Prankster puts Kirribilli House on sale
November 22, 2007

Kirribilli House, Sydney, AustraliaAn online prankster has listed the prime minister’s Sydney residence, Kirribilli House, for sale on an internet real estate site.

It’s not the first time Kirribilli House has been the target of a bogus for-sale listing.

The latest fictitious advertisement suggests the four-bedroom abode at 111 Kirribilli Avenue will be “open for inspection – sorry open for election” this Saturday.

“Far superior to any old Lodge in Canberra, this house fits a family of five and provides the ultimate abode in which to be relaxed and comfortable,” the ad says, playing on John Howard’s statement before the 1996 election on his vision for Australia.

“Includes a $200,000 set of executive chairs (not from Ikea!), plans for $500,000-plus renovation of the dining room to re-enact the predicted last supper.

“Uses 28 times more water than the average Sydney household – one of few properties that can be credited for creating its own mini-drought.

“Current occupant considering a move even if a new lease is signed.”

And the price? “Negotiable just like your Work Choices employment contract.”

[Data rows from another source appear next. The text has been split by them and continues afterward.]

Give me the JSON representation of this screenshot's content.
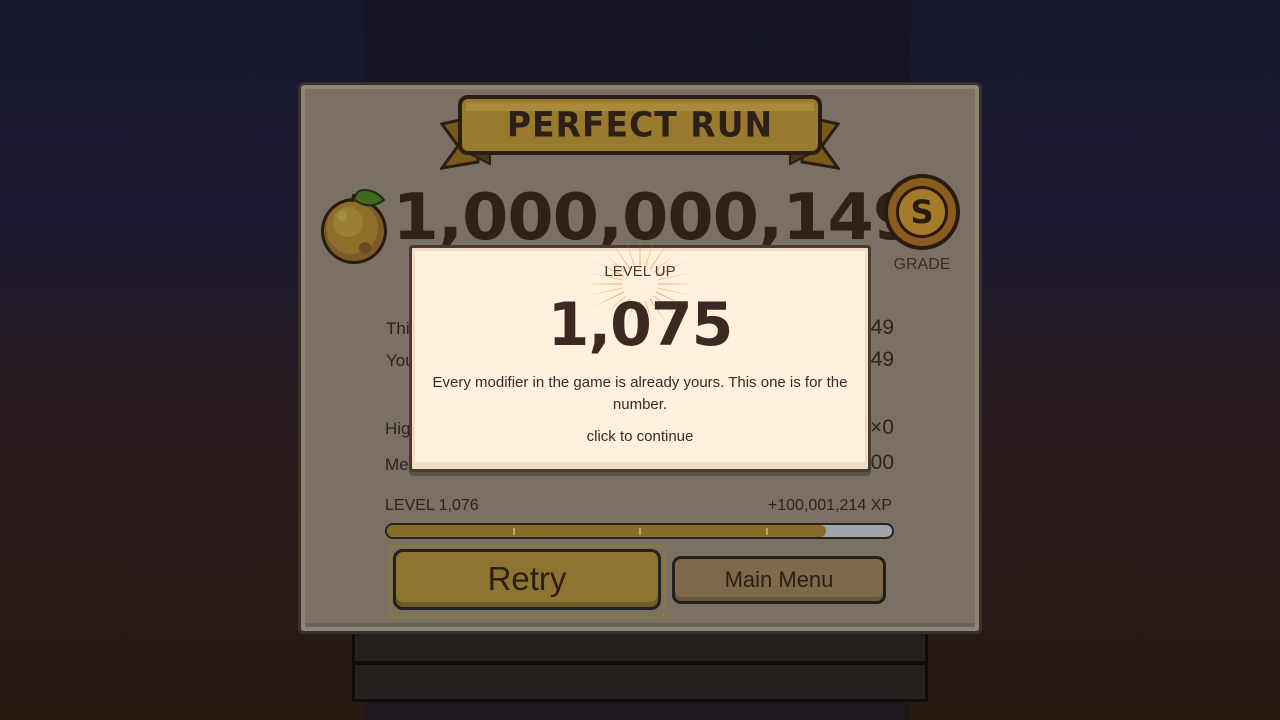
{
  "results": {
    "banner_title": "PERFECT RUN",
    "score": "1,000,000,149",
    "grade": "S",
    "grade_label": "GRADE",
    "stats": [
      {
        "label": "Thi",
        "value": "49"
      },
      {
        "label": "You",
        "value": "49"
      },
      {
        "label": "Hig",
        "value": "×0"
      },
      {
        "label": "Mer",
        "value": "00"
      }
    ],
    "level_label": "LEVEL 1,076",
    "xp_gain": "+100,001,214 XP",
    "xp_progress": 0.87,
    "retry_label": "Retry",
    "main_menu_label": "Main Menu"
  },
  "level_up": {
    "title": "LEVEL UP",
    "level": "1,075",
    "message": "Every modifier in the game is already yours. This one is for the number.",
    "hint": "click to continue"
  },
  "colors": {
    "panel": "#7a7064",
    "ribbon": "#9a7a2e",
    "modal": "#fff1dd",
    "retry": "#8e7430",
    "main_menu": "#7e6a4a",
    "xp_fill": "#8a6a26",
    "xp_track": "#9fa3ab"
  },
  "icons": {
    "fruit": "orange-fruit-icon",
    "grade": "grade-medal-icon",
    "burst": "sunburst-icon"
  }
}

The ad, on Fairfax’s Domain website, comes complete with photographs of Kirribilli’s magnificent grounds and waterfront location on Sydney Harbour.

One of the shots shows a man posing outside the front entrance wearing a Kevin07 T-shirt.

It urges prospective buyers to “act now, it’s only a matter of time before interest rates go up again, and again and maybe even again”.

The latest fake advertisement appears to be a reworked version of one placed on Domain in September that listed Kirribilli for sale for $15.

But it’s just the latest in a long line of pranks ahead of Saturday’s federal election.

Fairfax Media corporate affairs director Bruce Wolpe said Domain considered whether or not to run the hoax advertisement, but went ahead because it was in jest.

“The ad on clear investigation is a bit of fun as we get closer to the election – it’s no more, no less than that,” Mr Wolpe told Fairfax websites.

“It’s not unlike other imaginative ploys from creative people in election campaigns.”

© 2007 AAP

photo: The Australian Fund